If it’s critical to assess an LPS’s work on a live job, start with a small, real-life project.

You can control the time and cost of evaluating the materials by short-listing language providers and asking only two to complete the pilot.

Then ask the LSP to complete translations that you will actually use, so you don’t spend money on redoing already translated materials.

Here are a few points to take into consideration before you include a source text in your pilot project:

  • It should represent the typical text type you need translated, i.e., it should be as representative as possible of the materials you commonly translate. It can cover several areas of expertise (such as marketing, legal, technical).
  • The volume of a source text or group of texts should be no longer than 1,000 words (ideally, less than 500 words). Otherwise, the workload and your internal costs will be too high. Commission a pilot project that’s longer than 1,000 words and you’ll be focusing on quantity instead of quality.
  • Test translations should encompass five or fewer target languages for the same reasons. You want to assess the overall quality of the LSP’s approach, not evaluate translations in multiple languages you may never need. In other words, focus on your core languages.
  • Decide which of your team members will review the translations. Make sure they’re native speakers of the target language and have university-level language skills. Being a native speaker is usually not enough.

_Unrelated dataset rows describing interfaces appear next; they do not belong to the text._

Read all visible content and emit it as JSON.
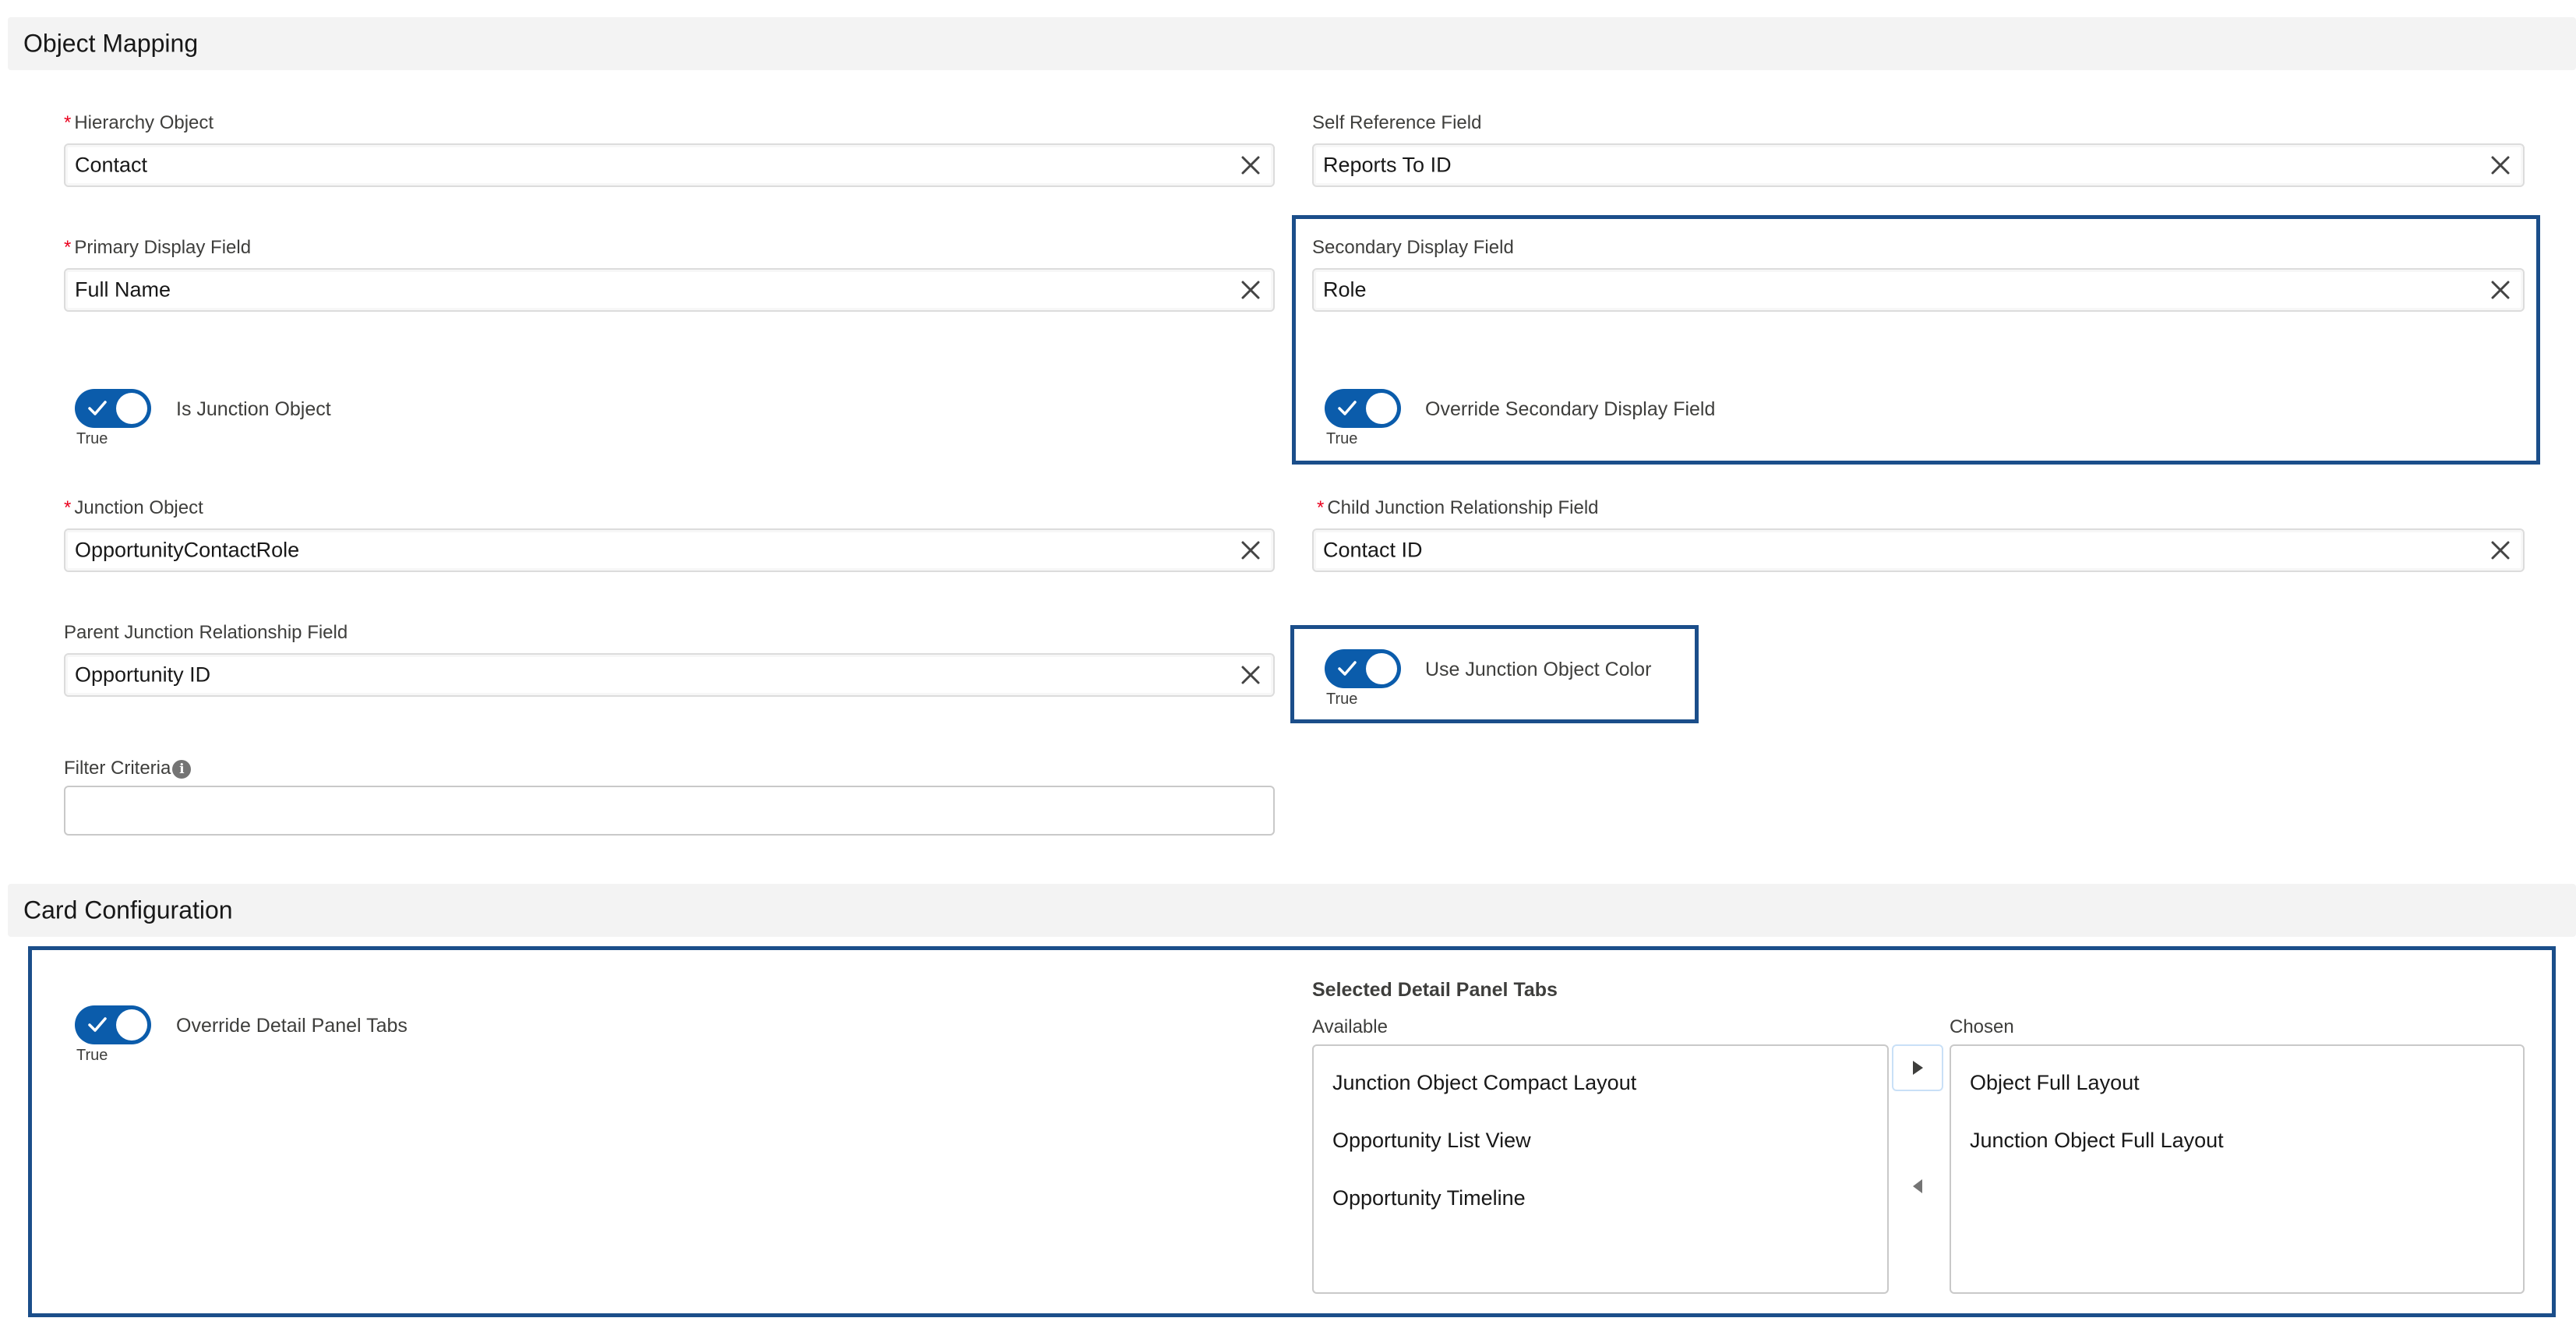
{
  "sections": {
    "object_mapping": "Object Mapping",
    "card_configuration": "Card Configuration"
  },
  "required_mark": "*",
  "fields": {
    "hierarchy_object": {
      "label": "Hierarchy Object",
      "value": "Contact"
    },
    "self_reference_field": {
      "label": "Self Reference Field",
      "value": "Reports To ID"
    },
    "primary_display_field": {
      "label": "Primary Display Field",
      "value": "Full Name"
    },
    "secondary_display_field": {
      "label": "Secondary Display Field",
      "value": "Role"
    },
    "junction_object": {
      "label": "Junction Object",
      "value": "OpportunityContactRole"
    },
    "child_junction_relationship_field": {
      "label": "Child Junction Relationship Field",
      "value": "Contact ID"
    },
    "parent_junction_relationship_field": {
      "label": "Parent Junction Relationship Field",
      "value": "Opportunity ID"
    },
    "filter_criteria": {
      "label": "Filter Criteria",
      "value": "",
      "info_icon": "info-icon"
    }
  },
  "toggles": {
    "is_junction_object": {
      "label": "Is Junction Object",
      "state": "True",
      "checked": true
    },
    "override_secondary_display_field": {
      "label": "Override Secondary Display Field",
      "state": "True",
      "checked": true
    },
    "use_junction_object_color": {
      "label": "Use Junction Object Color",
      "state": "True",
      "checked": true
    },
    "override_detail_panel_tabs": {
      "label": "Override Detail Panel Tabs",
      "state": "True",
      "checked": true
    }
  },
  "dual_listbox": {
    "title": "Selected Detail Panel Tabs",
    "available_label": "Available",
    "chosen_label": "Chosen",
    "available": [
      "Junction Object Compact Layout",
      "Opportunity List View",
      "Opportunity Timeline"
    ],
    "chosen": [
      "Object Full Layout",
      "Junction Object Full Layout"
    ]
  },
  "colors": {
    "toggle_on": "#0b5cab",
    "highlight_border": "#1b4e8a",
    "required": "#ea001e",
    "section_bg": "#f3f3f3"
  },
  "icons": {
    "clear": "close-icon",
    "toggle_check": "check-icon",
    "move_right": "caret-right-icon",
    "move_left": "caret-left-icon"
  }
}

5. Ask how they safeguard and measure translation quality.

Go into detail and ask the right questions:

  • Does the LSP use key performance indicators (KPIs) for quality?
  • Do they base quality assessments on industry standards, i.e. SAE J2450, Multidimensional Quality Metrics (MQM), Dynamic Quality Framework (DQF), or proprietary methodologies?
  • Is there a regular language quality inspection process in place with which they ensure quality at the source?
  • Are there automated document quality inspection tools integrated in their production workflows?
  • Do they have an online review tool that lets clients and reviewers interact?
  • Is there a feedback management process and system in place?

A good LSP will be able to inform you about their Language Quality Strategy and how it is sustainably put into practice.

 

Interested in learning more or starting a project? Kickwords boasts a worldwide network of native-speaking subject matter experts who can help translate your content in 100+ languages. Reach out today!

 

 

 

 

 

 

Source: How to Assess Translation Quality Without a Test Translation (lionbridge.com)